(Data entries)
Content starts

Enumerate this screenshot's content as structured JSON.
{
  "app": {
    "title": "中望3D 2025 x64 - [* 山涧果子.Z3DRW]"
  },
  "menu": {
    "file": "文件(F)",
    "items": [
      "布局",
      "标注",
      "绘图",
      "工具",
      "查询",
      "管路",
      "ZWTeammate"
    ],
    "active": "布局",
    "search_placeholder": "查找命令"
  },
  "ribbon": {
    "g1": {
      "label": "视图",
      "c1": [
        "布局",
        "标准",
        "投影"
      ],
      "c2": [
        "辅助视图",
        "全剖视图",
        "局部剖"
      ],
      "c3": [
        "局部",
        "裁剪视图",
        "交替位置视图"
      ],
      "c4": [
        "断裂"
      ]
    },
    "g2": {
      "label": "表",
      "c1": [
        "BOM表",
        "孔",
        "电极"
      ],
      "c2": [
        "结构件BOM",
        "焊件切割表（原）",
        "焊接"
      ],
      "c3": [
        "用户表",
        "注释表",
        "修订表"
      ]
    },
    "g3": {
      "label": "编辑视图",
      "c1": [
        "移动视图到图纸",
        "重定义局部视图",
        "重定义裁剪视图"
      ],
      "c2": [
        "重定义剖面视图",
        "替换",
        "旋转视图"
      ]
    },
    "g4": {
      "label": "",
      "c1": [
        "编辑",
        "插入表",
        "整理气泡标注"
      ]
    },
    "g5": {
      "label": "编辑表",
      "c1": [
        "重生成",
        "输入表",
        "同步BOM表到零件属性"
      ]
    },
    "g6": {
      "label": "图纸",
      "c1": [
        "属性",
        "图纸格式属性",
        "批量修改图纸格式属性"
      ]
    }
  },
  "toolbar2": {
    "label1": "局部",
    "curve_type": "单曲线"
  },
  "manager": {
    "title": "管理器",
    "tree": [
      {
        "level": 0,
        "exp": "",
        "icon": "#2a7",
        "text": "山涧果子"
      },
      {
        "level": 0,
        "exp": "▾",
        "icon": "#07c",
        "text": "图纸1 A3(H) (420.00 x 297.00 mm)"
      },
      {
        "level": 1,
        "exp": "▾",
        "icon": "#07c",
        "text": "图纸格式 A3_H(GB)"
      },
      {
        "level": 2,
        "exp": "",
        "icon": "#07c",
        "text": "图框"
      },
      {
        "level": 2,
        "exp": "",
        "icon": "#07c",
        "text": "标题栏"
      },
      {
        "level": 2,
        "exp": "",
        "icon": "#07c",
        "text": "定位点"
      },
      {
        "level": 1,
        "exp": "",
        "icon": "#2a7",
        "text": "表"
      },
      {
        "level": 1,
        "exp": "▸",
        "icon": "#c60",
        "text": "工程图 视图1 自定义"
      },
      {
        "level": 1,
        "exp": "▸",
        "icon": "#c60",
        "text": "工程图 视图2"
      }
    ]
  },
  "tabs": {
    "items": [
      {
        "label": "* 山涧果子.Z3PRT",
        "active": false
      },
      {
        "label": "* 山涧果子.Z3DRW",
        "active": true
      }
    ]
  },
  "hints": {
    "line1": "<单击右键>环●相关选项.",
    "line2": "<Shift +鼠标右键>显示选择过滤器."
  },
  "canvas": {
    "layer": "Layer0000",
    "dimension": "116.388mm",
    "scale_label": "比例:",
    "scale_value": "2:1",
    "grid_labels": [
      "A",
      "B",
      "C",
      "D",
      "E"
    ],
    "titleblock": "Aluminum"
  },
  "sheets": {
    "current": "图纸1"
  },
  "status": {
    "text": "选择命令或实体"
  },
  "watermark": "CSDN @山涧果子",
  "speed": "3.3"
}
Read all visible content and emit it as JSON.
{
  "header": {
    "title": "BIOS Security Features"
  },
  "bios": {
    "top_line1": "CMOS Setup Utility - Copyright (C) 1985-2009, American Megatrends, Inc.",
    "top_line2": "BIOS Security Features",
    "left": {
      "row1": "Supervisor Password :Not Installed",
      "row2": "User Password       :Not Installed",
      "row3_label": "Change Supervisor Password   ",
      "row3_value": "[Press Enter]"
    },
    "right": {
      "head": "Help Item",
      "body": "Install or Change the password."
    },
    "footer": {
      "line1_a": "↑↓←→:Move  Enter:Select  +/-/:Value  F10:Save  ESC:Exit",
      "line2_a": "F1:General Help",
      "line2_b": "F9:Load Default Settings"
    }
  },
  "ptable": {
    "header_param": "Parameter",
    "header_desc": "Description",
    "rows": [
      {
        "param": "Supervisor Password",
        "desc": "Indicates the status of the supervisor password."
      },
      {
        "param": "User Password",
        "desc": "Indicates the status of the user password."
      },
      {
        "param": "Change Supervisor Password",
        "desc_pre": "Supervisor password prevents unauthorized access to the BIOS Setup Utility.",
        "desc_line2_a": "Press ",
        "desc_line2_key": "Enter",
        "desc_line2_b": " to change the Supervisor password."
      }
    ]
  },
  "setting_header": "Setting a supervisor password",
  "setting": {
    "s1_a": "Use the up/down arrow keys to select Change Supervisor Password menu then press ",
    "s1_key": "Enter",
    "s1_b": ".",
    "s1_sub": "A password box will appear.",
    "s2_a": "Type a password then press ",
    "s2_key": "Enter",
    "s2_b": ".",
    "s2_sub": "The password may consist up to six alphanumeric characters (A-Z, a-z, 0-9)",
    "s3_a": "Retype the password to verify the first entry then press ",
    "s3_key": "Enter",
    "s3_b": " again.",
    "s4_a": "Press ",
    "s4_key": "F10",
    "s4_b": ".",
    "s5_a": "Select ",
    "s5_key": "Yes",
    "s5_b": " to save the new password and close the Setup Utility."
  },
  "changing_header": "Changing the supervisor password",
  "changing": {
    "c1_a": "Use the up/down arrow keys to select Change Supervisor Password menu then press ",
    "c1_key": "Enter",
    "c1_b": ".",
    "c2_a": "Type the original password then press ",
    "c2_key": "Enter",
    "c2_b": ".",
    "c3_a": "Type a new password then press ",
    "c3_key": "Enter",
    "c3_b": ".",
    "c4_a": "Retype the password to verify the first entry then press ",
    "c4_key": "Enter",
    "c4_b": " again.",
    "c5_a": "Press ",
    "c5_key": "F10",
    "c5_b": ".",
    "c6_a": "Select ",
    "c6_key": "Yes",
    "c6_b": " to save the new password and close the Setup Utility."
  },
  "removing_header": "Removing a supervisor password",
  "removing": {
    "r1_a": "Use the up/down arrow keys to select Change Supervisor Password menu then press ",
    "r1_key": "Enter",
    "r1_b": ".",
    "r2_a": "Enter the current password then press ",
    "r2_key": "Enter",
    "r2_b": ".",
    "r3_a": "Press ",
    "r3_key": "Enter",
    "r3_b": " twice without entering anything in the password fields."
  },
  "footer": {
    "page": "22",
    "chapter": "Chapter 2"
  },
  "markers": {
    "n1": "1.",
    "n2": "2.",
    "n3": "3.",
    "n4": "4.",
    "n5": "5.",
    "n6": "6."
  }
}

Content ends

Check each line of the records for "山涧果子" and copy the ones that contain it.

    "title": "中望3D 2025 x64 - [* 山涧果子.Z3DRW]"
        "text": "山涧果子"
        "label": "* 山涧果子.Z3PRT",
        "label": "* 山涧果子.Z3DRW",
  "watermark": "CSDN @山涧果子",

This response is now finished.